267. Memorandum of Discussion at the 267th Meeting of the National Security Council, Camp David, Maryland, November 21, 19551
[Here follow a paragraph listing the participants at the meeting and discussion of subjects unrelated to Yugoslavia.]
Secretary Dulles next turned to his visit with Marshal Tito, which he described as “illuminating”.2 The joint statement which he had issued with Tito at the conclusion of their conference (regarding the desirability of independence for the Soviet satellites)3 was in itself worth the whole trip. While Tito had uttered such sentiments as this before, he had never done so in a joint press conference with an American Secretary of State. This joint communiqué had really rocked the Russians back on their heels, and they were currently extremely angry at Tito.
Tito had also thrown much light on the current situation in the Soviet satellites. In most of them the governing regimes were Stalinist hangovers and were currently under very heavy pressure for a change in the direction of greater moderation and a more clearly nationalist orientation. At the moment, however, the Soviet Government [Page 704] was continuing to support these Stalinist hangover regimes. Nevertheless, Tito was confident that the Soviets could not hold out very much longer, and the changes in these regimes would occur in the not too distant future, perhaps in a matter of months or a year’s time.
Secretary Dulles then expressed confidence that as a result of the expression of Tito’s and his own views, the problems of the USSR vis-à-vis the satellite states had been notably increased. They will have to be tougher in handling these regimes because of their fear that if they adopt softer policies they will lose control of the situation. In short, said Secretary Dulles, “they’ve got a hell of a lot of problems.”
Secretary Dulles concluded his comments on his visit with Tito by stating his conviction that Tito was not playing a double game.
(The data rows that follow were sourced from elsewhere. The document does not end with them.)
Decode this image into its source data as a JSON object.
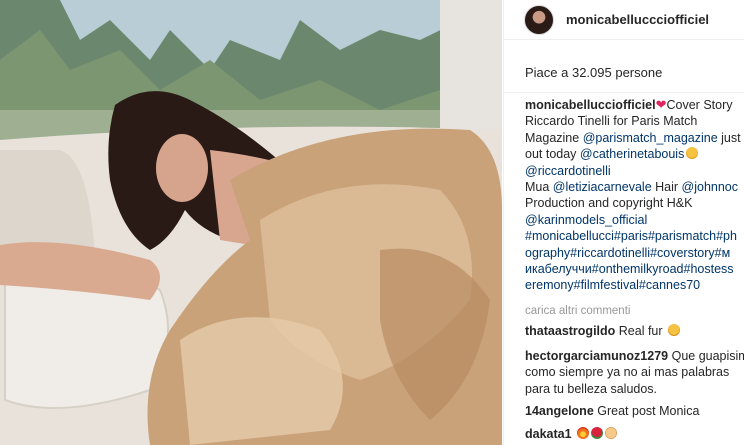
{
  "post": {
    "username": "monicabelluccciofficiel",
    "likes_text": "Piace a 32.095 persone",
    "caption": {
      "username": "monicabellucciofficiel",
      "heart": "❤",
      "line1": "Cover Story",
      "line2": "Riccardo Tinelli for Paris Match",
      "line3_text": "Magazine ",
      "line3_link": "@parismatch_magazine",
      "line3_tail": " just",
      "line4_text": "out today ",
      "line4_link": "@catherinetabouis",
      "line5_link": "@riccardotinelli",
      "line6_text": "Mua ",
      "line6_link": "@letiziacarnevale",
      "line6_mid": " Hair ",
      "line6_link2": "@johnnoc",
      "line7": "Production and copyright H&K",
      "line8_link": "@karinmodels_official",
      "line9": "#monicabellucci#paris#parismatch#ph",
      "line10": "ography#riccardotinelli#coverstory#м",
      "line11": "икабелуччи#onthemilkyroad#hostess",
      "line12": "eremony#filmfestival#cannes70"
    },
    "load_more": "carica altri commenti"
  },
  "comments": [
    {
      "username": "thataastrogildo",
      "text": "Real fur",
      "emoji": "sad-face"
    },
    {
      "username": "hectorgarciamunoz1279",
      "text": "Que guapisim",
      "line2": "como siempre ya no ai mas palabras",
      "line3": "para tu belleza saludos."
    },
    {
      "username": "14angelone",
      "text": "Great post Monica"
    },
    {
      "username": "dakata1",
      "text": "",
      "emoji": "fire-rose-hands"
    }
  ],
  "colors": {
    "link": "#003569",
    "text": "#262626",
    "muted": "#999999",
    "border": "#efefef",
    "heart": "#e0245e"
  }
}
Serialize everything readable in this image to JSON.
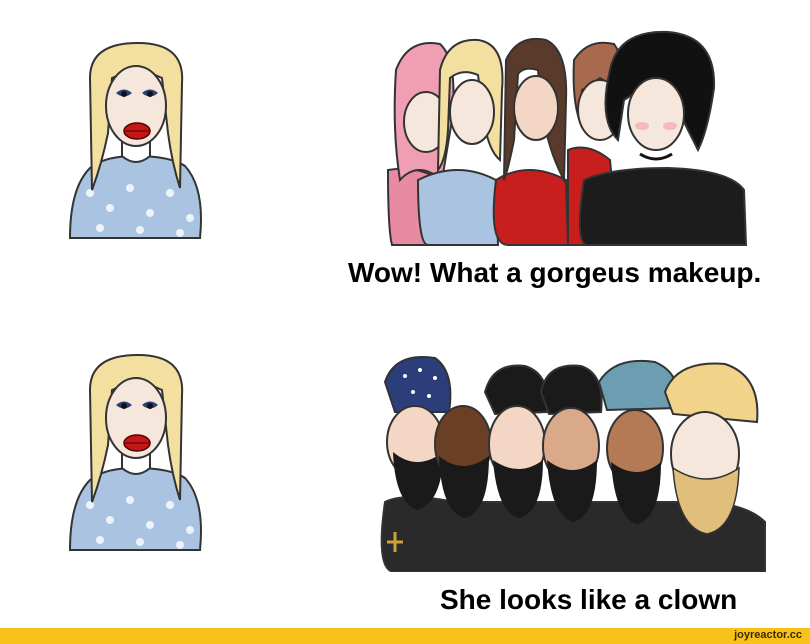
{
  "captions": {
    "top": "Wow! What a gorgeus makeup.",
    "bottom": "She looks like a clown"
  },
  "watermark": "joyreactor.cc",
  "colors": {
    "background": "#ffffff",
    "footer": "#f8c21a",
    "hair_blonde": "#f3dfa0",
    "dress_blue": "#a9c3e0",
    "lips": "#c41818"
  }
}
While there was no doubt that he was trying to get the best of the two worlds, Soviet and free, there was no evidence whatever that he had turned his back on the West and had secretly rejoined the Soviet bloc.
[Here follows discussion of subjects unrelated to Yugoslavia.]